If a line in the records below holds the word "Stammdaten", copy it.

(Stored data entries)
>>>

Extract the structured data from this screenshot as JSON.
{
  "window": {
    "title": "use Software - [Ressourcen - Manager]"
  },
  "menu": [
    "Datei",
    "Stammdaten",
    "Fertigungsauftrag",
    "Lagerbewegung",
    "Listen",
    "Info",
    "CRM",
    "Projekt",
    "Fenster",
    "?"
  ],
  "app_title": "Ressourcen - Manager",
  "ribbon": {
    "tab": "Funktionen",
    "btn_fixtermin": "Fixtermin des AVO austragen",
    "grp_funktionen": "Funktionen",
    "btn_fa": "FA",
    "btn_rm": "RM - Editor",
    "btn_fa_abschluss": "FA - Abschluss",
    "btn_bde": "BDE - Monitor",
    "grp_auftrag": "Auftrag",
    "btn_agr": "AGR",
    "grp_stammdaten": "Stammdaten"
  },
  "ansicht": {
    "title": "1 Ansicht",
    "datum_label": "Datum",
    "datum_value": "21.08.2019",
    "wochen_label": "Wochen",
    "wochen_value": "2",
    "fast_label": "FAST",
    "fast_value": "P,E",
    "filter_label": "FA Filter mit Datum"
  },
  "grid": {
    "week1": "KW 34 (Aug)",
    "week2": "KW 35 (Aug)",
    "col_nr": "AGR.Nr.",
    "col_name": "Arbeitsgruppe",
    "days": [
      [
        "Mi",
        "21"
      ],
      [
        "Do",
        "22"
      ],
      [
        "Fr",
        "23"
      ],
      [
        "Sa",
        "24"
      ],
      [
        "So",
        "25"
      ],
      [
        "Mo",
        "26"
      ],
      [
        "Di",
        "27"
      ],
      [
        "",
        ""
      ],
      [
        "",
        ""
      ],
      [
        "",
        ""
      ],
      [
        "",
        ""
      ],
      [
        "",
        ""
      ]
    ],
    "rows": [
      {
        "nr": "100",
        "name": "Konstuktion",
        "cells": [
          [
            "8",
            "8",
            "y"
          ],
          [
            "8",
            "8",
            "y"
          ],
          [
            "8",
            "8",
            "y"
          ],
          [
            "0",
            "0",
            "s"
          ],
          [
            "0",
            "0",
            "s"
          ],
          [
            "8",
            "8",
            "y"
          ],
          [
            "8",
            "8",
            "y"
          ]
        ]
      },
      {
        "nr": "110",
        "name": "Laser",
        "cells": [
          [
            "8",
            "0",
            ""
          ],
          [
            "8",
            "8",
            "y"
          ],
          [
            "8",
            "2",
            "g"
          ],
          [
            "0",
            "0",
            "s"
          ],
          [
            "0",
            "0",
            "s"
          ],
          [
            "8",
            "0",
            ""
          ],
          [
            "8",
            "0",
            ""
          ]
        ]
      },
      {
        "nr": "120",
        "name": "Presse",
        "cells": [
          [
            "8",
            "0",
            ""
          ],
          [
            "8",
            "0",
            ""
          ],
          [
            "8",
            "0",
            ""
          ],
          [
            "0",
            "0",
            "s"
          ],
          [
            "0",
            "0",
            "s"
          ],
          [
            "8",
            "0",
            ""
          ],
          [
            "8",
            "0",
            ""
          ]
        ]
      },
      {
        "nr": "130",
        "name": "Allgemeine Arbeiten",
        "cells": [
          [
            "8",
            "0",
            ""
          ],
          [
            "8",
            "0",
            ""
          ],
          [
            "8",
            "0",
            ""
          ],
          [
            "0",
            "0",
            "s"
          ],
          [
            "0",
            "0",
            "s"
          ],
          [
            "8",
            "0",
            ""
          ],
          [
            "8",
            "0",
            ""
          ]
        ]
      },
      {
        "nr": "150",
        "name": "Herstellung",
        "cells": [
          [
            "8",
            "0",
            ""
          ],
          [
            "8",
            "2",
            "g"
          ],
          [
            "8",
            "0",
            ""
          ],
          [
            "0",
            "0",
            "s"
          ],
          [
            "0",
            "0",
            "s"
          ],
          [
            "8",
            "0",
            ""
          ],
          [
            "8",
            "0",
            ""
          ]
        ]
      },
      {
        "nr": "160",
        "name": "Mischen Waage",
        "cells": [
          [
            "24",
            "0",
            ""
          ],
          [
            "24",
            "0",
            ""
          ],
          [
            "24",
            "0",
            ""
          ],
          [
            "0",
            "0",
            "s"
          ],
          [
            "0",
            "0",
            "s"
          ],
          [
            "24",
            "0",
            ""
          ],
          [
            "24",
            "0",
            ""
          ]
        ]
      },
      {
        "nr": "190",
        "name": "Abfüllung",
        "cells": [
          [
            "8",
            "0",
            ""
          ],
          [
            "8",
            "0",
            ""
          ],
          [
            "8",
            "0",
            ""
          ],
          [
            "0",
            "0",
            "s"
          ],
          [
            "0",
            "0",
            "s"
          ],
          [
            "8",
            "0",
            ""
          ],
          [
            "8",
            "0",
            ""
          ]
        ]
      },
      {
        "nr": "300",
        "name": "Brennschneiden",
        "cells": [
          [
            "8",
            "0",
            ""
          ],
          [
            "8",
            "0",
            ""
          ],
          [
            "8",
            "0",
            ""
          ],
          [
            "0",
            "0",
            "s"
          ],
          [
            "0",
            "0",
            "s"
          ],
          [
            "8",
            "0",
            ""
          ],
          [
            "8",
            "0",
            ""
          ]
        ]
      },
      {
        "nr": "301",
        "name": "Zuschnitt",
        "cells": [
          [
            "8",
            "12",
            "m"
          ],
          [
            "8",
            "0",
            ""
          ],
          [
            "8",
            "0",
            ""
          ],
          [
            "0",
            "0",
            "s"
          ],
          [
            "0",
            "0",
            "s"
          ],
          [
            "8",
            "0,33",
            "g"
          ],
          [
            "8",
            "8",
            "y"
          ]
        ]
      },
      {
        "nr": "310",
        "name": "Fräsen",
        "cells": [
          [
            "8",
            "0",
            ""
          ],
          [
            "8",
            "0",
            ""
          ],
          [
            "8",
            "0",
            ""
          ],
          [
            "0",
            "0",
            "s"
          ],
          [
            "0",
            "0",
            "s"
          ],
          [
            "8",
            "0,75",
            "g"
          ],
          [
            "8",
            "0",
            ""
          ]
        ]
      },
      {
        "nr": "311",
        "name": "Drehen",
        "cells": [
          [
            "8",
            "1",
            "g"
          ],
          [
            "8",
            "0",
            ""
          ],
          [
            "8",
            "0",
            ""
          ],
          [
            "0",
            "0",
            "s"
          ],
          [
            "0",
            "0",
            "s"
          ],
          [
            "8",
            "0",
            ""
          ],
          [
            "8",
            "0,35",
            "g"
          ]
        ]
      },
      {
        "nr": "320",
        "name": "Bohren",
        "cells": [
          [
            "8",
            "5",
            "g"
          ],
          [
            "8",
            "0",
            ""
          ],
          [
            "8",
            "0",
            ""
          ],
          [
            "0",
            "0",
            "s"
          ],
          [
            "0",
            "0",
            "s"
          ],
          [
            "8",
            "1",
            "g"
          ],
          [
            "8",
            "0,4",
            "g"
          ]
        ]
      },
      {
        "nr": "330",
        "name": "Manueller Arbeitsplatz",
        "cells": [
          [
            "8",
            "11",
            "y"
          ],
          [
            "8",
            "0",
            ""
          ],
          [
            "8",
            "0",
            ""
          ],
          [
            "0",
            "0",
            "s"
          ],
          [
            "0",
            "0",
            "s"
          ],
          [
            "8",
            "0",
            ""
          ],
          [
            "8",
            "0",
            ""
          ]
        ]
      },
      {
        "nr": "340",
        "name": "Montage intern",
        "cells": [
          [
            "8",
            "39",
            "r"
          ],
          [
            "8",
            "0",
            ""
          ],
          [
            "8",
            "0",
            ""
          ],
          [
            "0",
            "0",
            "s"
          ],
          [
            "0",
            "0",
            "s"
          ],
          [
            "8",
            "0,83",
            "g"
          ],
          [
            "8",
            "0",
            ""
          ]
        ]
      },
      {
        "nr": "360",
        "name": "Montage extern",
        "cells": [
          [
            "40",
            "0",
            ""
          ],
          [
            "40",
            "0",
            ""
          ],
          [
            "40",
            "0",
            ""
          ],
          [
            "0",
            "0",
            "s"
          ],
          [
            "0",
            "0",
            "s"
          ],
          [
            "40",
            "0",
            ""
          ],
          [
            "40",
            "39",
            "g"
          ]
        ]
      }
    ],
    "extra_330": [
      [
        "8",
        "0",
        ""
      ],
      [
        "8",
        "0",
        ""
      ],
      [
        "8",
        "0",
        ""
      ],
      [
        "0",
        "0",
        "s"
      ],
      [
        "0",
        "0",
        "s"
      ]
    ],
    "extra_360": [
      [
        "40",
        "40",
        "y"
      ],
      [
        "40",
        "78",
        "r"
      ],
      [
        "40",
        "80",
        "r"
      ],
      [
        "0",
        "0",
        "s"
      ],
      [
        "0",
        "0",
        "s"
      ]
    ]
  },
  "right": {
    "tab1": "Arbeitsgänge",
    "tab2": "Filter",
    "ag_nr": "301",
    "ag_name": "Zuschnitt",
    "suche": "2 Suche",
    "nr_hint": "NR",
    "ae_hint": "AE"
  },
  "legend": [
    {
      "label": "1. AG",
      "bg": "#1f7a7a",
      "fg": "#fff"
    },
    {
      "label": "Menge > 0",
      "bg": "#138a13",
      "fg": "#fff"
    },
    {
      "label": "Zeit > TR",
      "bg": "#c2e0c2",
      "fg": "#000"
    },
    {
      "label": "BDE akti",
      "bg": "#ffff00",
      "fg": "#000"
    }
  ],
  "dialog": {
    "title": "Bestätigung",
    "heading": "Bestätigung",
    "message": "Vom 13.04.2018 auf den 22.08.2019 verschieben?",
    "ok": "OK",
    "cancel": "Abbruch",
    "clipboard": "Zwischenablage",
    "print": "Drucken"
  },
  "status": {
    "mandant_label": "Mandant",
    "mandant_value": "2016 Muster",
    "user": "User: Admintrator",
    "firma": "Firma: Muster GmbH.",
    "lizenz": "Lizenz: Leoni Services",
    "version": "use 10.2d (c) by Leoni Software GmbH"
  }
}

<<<

§ RESULT OF THE EXERCISE:
    "Stammdaten",
    "grp_stammdaten": "Stammdaten"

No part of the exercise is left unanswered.